The house site faces the road on the south west. The house itself is in poor condition. Of note the building has no insulation, the walls and ceiling lining need replacing, no windows on the north (sunny side) of the house, no gutters and the building needs restumping. The bathroom is basically an after-thought that is built onto the eastern side of the house. Also the building itself is situated right on the north-eastern boundary, so as it stands it would be very difficult to make solar passive.
Colleague and builder / architect Peter Lockyer suggested that it may be a good idea to resite and reorientate the whole building. At the same time the building could be extended to incorporate solar passive design principles, like windows on the north side of the building and thermal mass in the floor. I have worked with Peter on building sites in the past, and have become a competent labourer. With Peter's advice and support I got excited about the proposal - this, by the way, was discussed before I bought the house.
The original carport was about to collapse, and was pulled down very early in the piece. From the deconstruction most materials have been salvaged and stacked for reuse.
The next big consideration that I needed to make was what to do about the Red Gum. While it is a beautiful and majestic tree, it's placement causes great concern.
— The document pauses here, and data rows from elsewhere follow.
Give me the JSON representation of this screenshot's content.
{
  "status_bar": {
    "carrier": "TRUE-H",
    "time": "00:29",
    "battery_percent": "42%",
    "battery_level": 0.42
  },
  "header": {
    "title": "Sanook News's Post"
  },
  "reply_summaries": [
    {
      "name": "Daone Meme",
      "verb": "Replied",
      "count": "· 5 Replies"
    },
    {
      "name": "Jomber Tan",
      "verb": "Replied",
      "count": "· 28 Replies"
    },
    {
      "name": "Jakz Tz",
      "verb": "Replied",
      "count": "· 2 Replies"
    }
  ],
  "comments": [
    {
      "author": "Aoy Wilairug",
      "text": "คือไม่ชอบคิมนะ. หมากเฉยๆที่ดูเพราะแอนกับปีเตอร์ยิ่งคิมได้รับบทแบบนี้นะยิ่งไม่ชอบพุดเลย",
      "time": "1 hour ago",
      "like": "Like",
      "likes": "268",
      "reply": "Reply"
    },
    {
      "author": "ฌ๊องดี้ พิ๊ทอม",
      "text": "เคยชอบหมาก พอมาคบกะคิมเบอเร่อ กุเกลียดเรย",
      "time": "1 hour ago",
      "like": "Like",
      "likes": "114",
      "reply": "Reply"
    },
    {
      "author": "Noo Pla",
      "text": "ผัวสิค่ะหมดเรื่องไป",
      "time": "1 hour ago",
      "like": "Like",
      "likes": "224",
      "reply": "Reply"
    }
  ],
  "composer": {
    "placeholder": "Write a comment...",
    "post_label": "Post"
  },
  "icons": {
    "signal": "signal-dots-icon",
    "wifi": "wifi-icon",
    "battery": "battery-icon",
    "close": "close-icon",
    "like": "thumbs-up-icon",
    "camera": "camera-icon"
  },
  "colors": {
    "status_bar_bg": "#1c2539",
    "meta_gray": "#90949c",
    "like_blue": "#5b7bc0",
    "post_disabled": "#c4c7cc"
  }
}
The options are:
- To leave it as it is - with the danger of falling branches in the future, but if left will eventually provide habitat for creatures in the hollows. Big problem here is that I would be liable for any damage fallen limbs may cause - as well as the risk to people and infrastucture on my property. The tree also shades out afternoon sun and dries the soil.
- To prune the tree - reducing the risk, this would need to be done by professionals and would be quite an expensive on-going cost. Would provide some timber in short lengths and smaller branches for mulching. Otherwise a similar situation as the first option.
- To fell the tree - a very big, expensive job. Would increase solar access and ability to grow other plants, and provide timber that could be milled, poles, branches, mulch and firewood.
After considering all of the factors, including that there are many Red Gums along the creek reserve across the road, I decided to have the tree felled. This would allow me to have good solar access for a passive solar design and provide building materials.
Note: I wanted to point out that I do have a deep appreciation of the many values of old trees, and spent a week in a tree platform of a Karri in near Nannup, SW Australia, in protest to the clearfelling of old growth forest for woodchips.
I also began the process of removing the lining from the interior of the building. The lining is a mish-mash of chipboard, masonite, horse-hair plaster-board and some concrete sheeting. There is also a layer of thick paper above the ceiling, which was covered in a thick layer of dust.
There were thousands of stone fruit shells in the ceiling, which must have been home to rats and/or possums.
A layer of silt in the wall cavity suggests that flood waters did enter the house, but I could not see any indication of the flood level.